--Clarion Review (4 stars)
While her experience will likely be filed in the travelogue section of the library, to limit Life in the Camel Lane to the armchair adventurer alone would be to do it a disservice. Much more than a survey of another culture and lifestyle, Life in the Camel Lane is about making the kinds of mental and social adjustments that allows better understanding, revised perceptions of humanity's connections, and a better affinity for Middle Eastern cultures and lifestyles.
--Midwest Book Review
I thought the tone was quite breezy, conversant, easy to ready, clear, and engaging. Your style is straightforward, deeply first-person, and inclusive of small stories, snippets, quotes, anecdotes, and remembrances. You move smoothly across the variety of scenarios, circumstances, situations, and points you wish to make. The pace is relaxed. There’s good variety in your sentence and paragraph length, and this makes it even more engaging to manage and read. You make your points about the hazards of driving the inherent sexism (if not misogyny) in the culture and how it has changed, and back your philosophic points with very pragmatic realities. There are several light touches of appropriate humour, which adds colour, depth, and dimension to the writing. The comments are mostly incisive and don’t get dragged down into heavy politics as they could; you keep the tone light, make your points, give your examples, and move on. Though I’ve never been to Saudi ... there was a whole lot that I could personally relate to through my own personal experiences and observations.

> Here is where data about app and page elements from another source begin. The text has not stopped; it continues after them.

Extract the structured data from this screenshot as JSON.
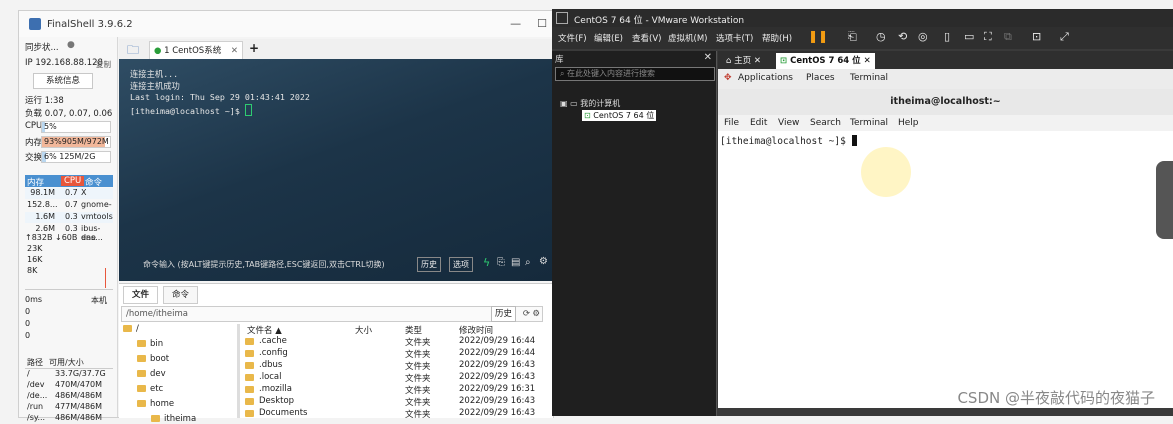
{
  "finalshell": {
    "title": "FinalShell 3.9.6.2",
    "sync_status": "同步状...",
    "ip": "IP 192.168.88.128",
    "copy_label": "复制",
    "sysinfo_btn": "系统信息",
    "uptime": "运行 1:38",
    "load": "负载 0.07, 0.07, 0.06",
    "cpu_label": "CPU",
    "cpu_value": "5%",
    "cpu_fraction": 0.05,
    "mem_label": "内存",
    "mem_value": "93%905M/972M",
    "mem_fraction": 0.93,
    "swap_label": "交换",
    "swap_value": "6%     125M/2G",
    "swap_fraction": 0.06,
    "proc_headers": [
      "内存",
      "CPU",
      "命令"
    ],
    "procs": [
      {
        "mem": "98.1M",
        "cpu": "0.7",
        "cmd": "X"
      },
      {
        "mem": "152.8...",
        "cpu": "0.7",
        "cmd": "gnome-"
      },
      {
        "mem": "1.6M",
        "cpu": "0.3",
        "cmd": "vmtools"
      },
      {
        "mem": "2.6M",
        "cpu": "0.3",
        "cmd": "ibus-dae"
      }
    ],
    "net_up": "↑832B",
    "net_down": "↓60B",
    "net_iface": "ens...",
    "net_ticks": [
      "23K",
      "16K",
      "8K"
    ],
    "ping_label": "0ms",
    "ping_host": "本机",
    "ping_ticks": [
      "0",
      "0",
      "0"
    ],
    "disk_headers": [
      "路径",
      "可用/大小"
    ],
    "disks": [
      {
        "path": "/",
        "size": "33.7G/37.7G"
      },
      {
        "path": "/dev",
        "size": "470M/470M"
      },
      {
        "path": "/de...",
        "size": "486M/486M"
      },
      {
        "path": "/run",
        "size": "477M/486M"
      },
      {
        "path": "/sy...",
        "size": "486M/486M"
      }
    ],
    "tab_label": "1 CentOS系统",
    "terminal_lines": [
      "连接主机...",
      "连接主机成功",
      "Last login: Thu Sep 29 01:43:41 2022",
      "[itheima@localhost ~]$ "
    ],
    "cmd_placeholder": "命令输入 (按ALT键提示历史,TAB键路径,ESC键返回,双击CTRL切换)",
    "history_btn": "历史",
    "options_btn": "选项",
    "lower_tabs": [
      "文件",
      "命令"
    ],
    "path": "/home/itheima",
    "path_history": "历史",
    "tree": [
      {
        "name": "/",
        "indent": 0
      },
      {
        "name": "bin",
        "indent": 1
      },
      {
        "name": "boot",
        "indent": 1
      },
      {
        "name": "dev",
        "indent": 1
      },
      {
        "name": "etc",
        "indent": 1
      },
      {
        "name": "home",
        "indent": 1
      },
      {
        "name": "itheima",
        "indent": 2
      }
    ],
    "file_headers": [
      "文件名 ▲",
      "大小",
      "类型",
      "修改时间"
    ],
    "files": [
      {
        "name": ".cache",
        "size": "",
        "type": "文件夹",
        "mtime": "2022/09/29 16:44"
      },
      {
        "name": ".config",
        "size": "",
        "type": "文件夹",
        "mtime": "2022/09/29 16:44"
      },
      {
        "name": ".dbus",
        "size": "",
        "type": "文件夹",
        "mtime": "2022/09/29 16:43"
      },
      {
        "name": ".local",
        "size": "",
        "type": "文件夹",
        "mtime": "2022/09/29 16:43"
      },
      {
        "name": ".mozilla",
        "size": "",
        "type": "文件夹",
        "mtime": "2022/09/29 16:31"
      },
      {
        "name": "Desktop",
        "size": "",
        "type": "文件夹",
        "mtime": "2022/09/29 16:43"
      },
      {
        "name": "Documents",
        "size": "",
        "type": "文件夹",
        "mtime": "2022/09/29 16:43"
      }
    ]
  },
  "vmware": {
    "title": "CentOS 7 64 位 - VMware Workstation",
    "menu": [
      "文件(F)",
      "编辑(E)",
      "查看(V)",
      "虚拟机(M)",
      "选项卡(T)",
      "帮助(H)"
    ],
    "library_label": "库",
    "search_placeholder": "在此处键入内容进行搜索",
    "my_computer": "我的计算机",
    "vm_name": "CentOS 7 64 位",
    "tabs": [
      "主页",
      "CentOS 7 64 位"
    ],
    "gnome_menu": [
      "Applications",
      "Places",
      "Terminal"
    ],
    "terminal_title": "itheima@localhost:~",
    "terminal_menu": [
      "File",
      "Edit",
      "View",
      "Search",
      "Terminal",
      "Help"
    ],
    "prompt": "[itheima@localhost ~]$ "
  },
  "watermark": "CSDN @半夜敲代码的夜猫子",
  "colors": {
    "accent": "#4a90d0",
    "mem_fill": "#f2b79a",
    "cpu_fill": "#b9d7f0"
  }
}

Daniel Cantor Yalowitz, Ed.D., Author of: Journeying With Your Archetypes: The Search for Deeper Meaning in Daily Life”.
eBook: Arriving Well

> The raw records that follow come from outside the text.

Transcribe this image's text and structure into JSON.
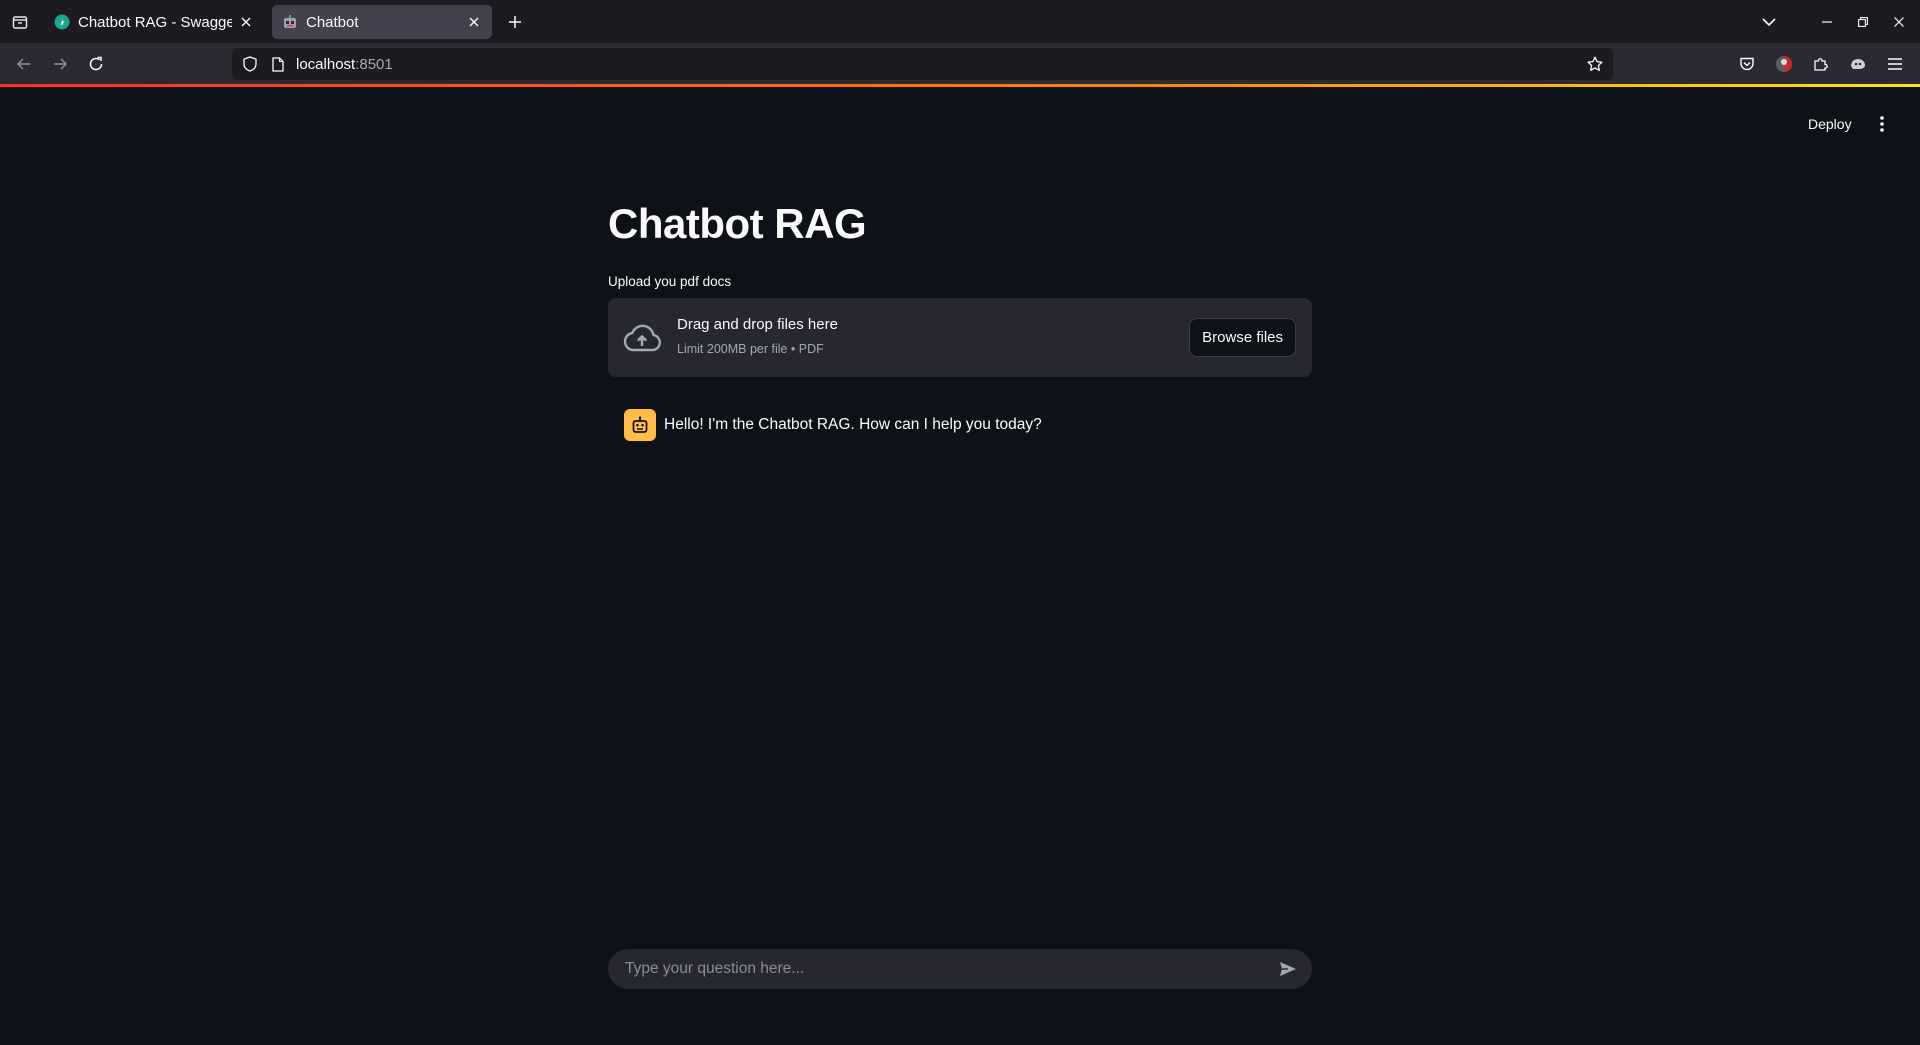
{
  "browser": {
    "tabs": [
      {
        "title": "Chatbot RAG - Swagger UI",
        "active": false,
        "favicon": "swagger-icon"
      },
      {
        "title": "Chatbot",
        "active": true,
        "favicon": "robot-emoji-icon"
      }
    ],
    "url": {
      "host": "localhost",
      "port": ":8501"
    }
  },
  "app": {
    "deploy_label": "Deploy",
    "title": "Chatbot RAG",
    "uploader": {
      "label": "Upload you pdf docs",
      "drop_text": "Drag and drop files here",
      "limit_text": "Limit 200MB per file • PDF",
      "browse_label": "Browse files"
    },
    "messages": [
      {
        "role": "assistant",
        "avatar": "robot-icon",
        "text": "Hello! I'm the Chatbot RAG. How can I help you today?"
      }
    ],
    "chat_input": {
      "placeholder": "Type your question here..."
    }
  },
  "colors": {
    "app_bg": "#0e1117",
    "widget_bg": "#262730",
    "avatar_bg": "#ffbd45",
    "loading_bar": [
      "#ff2b2b",
      "#ff8700",
      "#ffe312"
    ]
  }
}
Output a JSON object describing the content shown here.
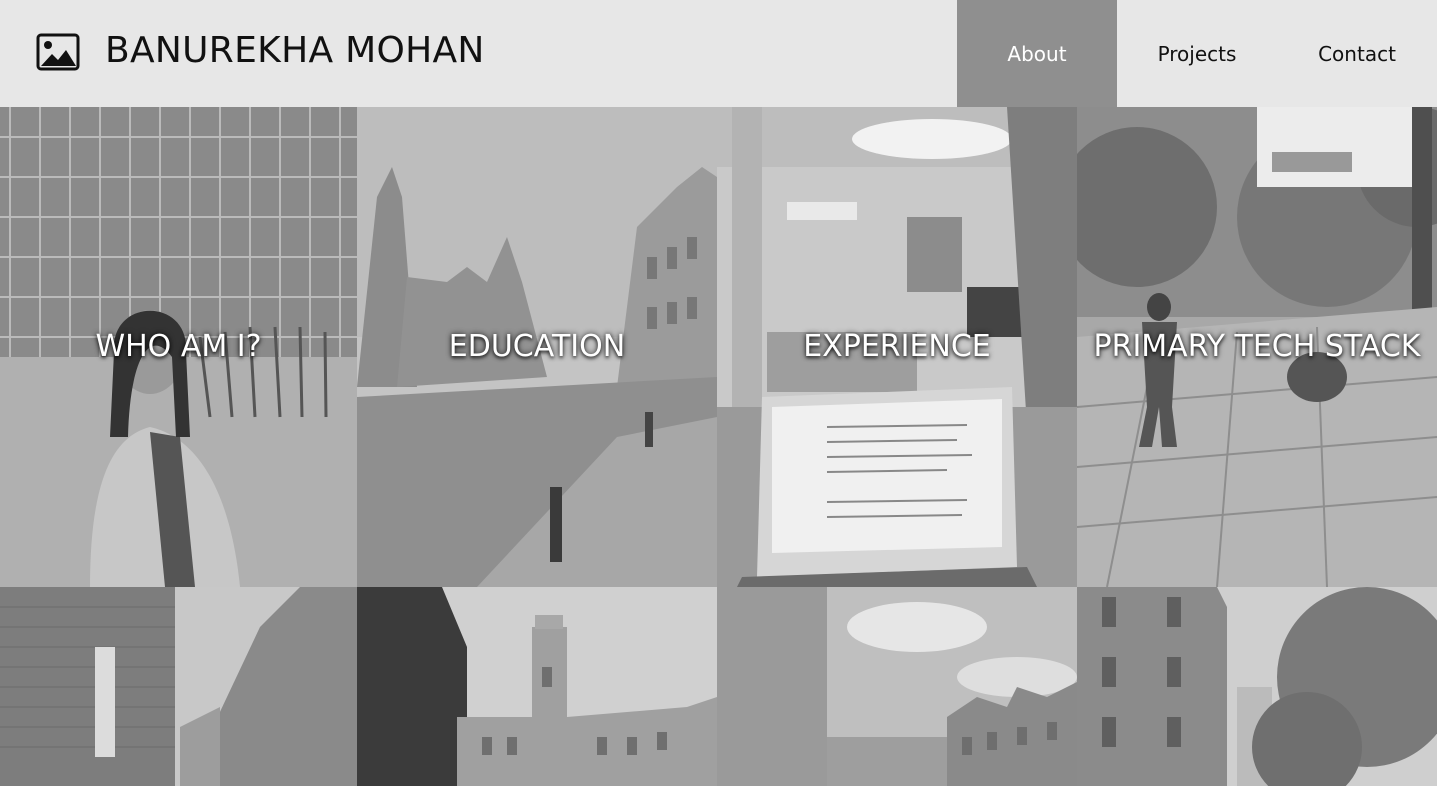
{
  "header": {
    "site_title": "BANUREKHA MOHAN",
    "nav": [
      {
        "label": "About",
        "active": true
      },
      {
        "label": "Projects",
        "active": false
      },
      {
        "label": "Contact",
        "active": false
      }
    ]
  },
  "tiles": [
    {
      "label": "WHO AM I?"
    },
    {
      "label": "EDUCATION"
    },
    {
      "label": "EXPERIENCE"
    },
    {
      "label": "PRIMARY TECH STACK"
    }
  ],
  "colors": {
    "header_bg": "#e7e7e7",
    "nav_active_bg": "#8f8f8f",
    "label_text": "#ffffff"
  }
}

Culture shock and reverse culture shock are very different experiences, but there is one particular difference, almost never acknowledged or addressed, that makes re-entry an especially troubling proposition: There is no Plan B.
Arriving Well is a helpful cure for returnee anxiety. As the stories in this collection show, most repats do just fine.

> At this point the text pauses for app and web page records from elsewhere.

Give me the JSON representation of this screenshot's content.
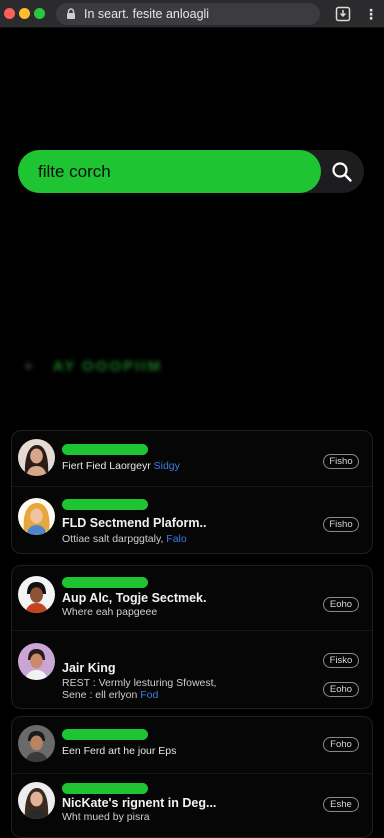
{
  "browser": {
    "url_text": "In seart. fesite anloagli"
  },
  "search": {
    "placeholder": "filte corch"
  },
  "section": {
    "heading": "AY OOOPIIM"
  },
  "colors": {
    "accent_green": "#1ec431",
    "link_blue": "#3d7be0",
    "background": "#000000"
  },
  "items": [
    {
      "title": "",
      "subtitle": "Fiert Fied Laorgeyr",
      "subtitle_link": "Sidgy",
      "button": "Fisho"
    },
    {
      "title": "FLD Sectmend Plaform..",
      "subtitle": "Ottiae salt darpggtaly,",
      "subtitle_link": "Falo",
      "button": "Fisho"
    },
    {
      "title": "Aup Alc, Togje Sectmek.",
      "subtitle": "Where eah papgeee",
      "subtitle_link": "",
      "button": "Eoho"
    },
    {
      "title": "Jair King",
      "subtitle": "REST : Vermly lesturing Sfowest,",
      "subtitle2": "Sene : ell erlyon",
      "subtitle2_link": "Fod",
      "button": "Fisko",
      "button2": "Eoho"
    },
    {
      "title": "",
      "subtitle": "Een Ferd art he jour Eps",
      "subtitle_link": "",
      "button": "Foho"
    },
    {
      "title": "NicKate's rignent in Deg...",
      "subtitle": "Wht mued by pisra",
      "subtitle_link": "",
      "button": "Eshe"
    }
  ]
}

You don’t have to worry that there is no Plan B, in other words, because Plan A, successful readjustment, is well within your grasp. You will make your peace with home in your own unique way, as these stories demonstrate, but you will cope. And then you will thrive.
Stories About Identity, Belonging and Rediscovering Home After Living Abroad
Guide Book: Home Again Home Again Jiggedy Jig
This guidebook provides the step by step process on a successful and comfortable re-entry when you have been traveling abroad. The perfect accompaniment to Arriving Well.
Due out Feb 2019. Join the mailing list below to be notified of its release
About the author Doreen Cumberford
Everyone deserves to live the life of their dreams, and that Re-entry can be the BEST time of our lives, if we harness it properly.
That everyone has the possibility of creating a new adventure – whether moving home or abroad. No matter the pain, dislocation or disruption associated with moving cross-culturally.
Entry and Re-entry to be the most fertile ground for personal growth and still consider my own personal Re-entry to be ongoing.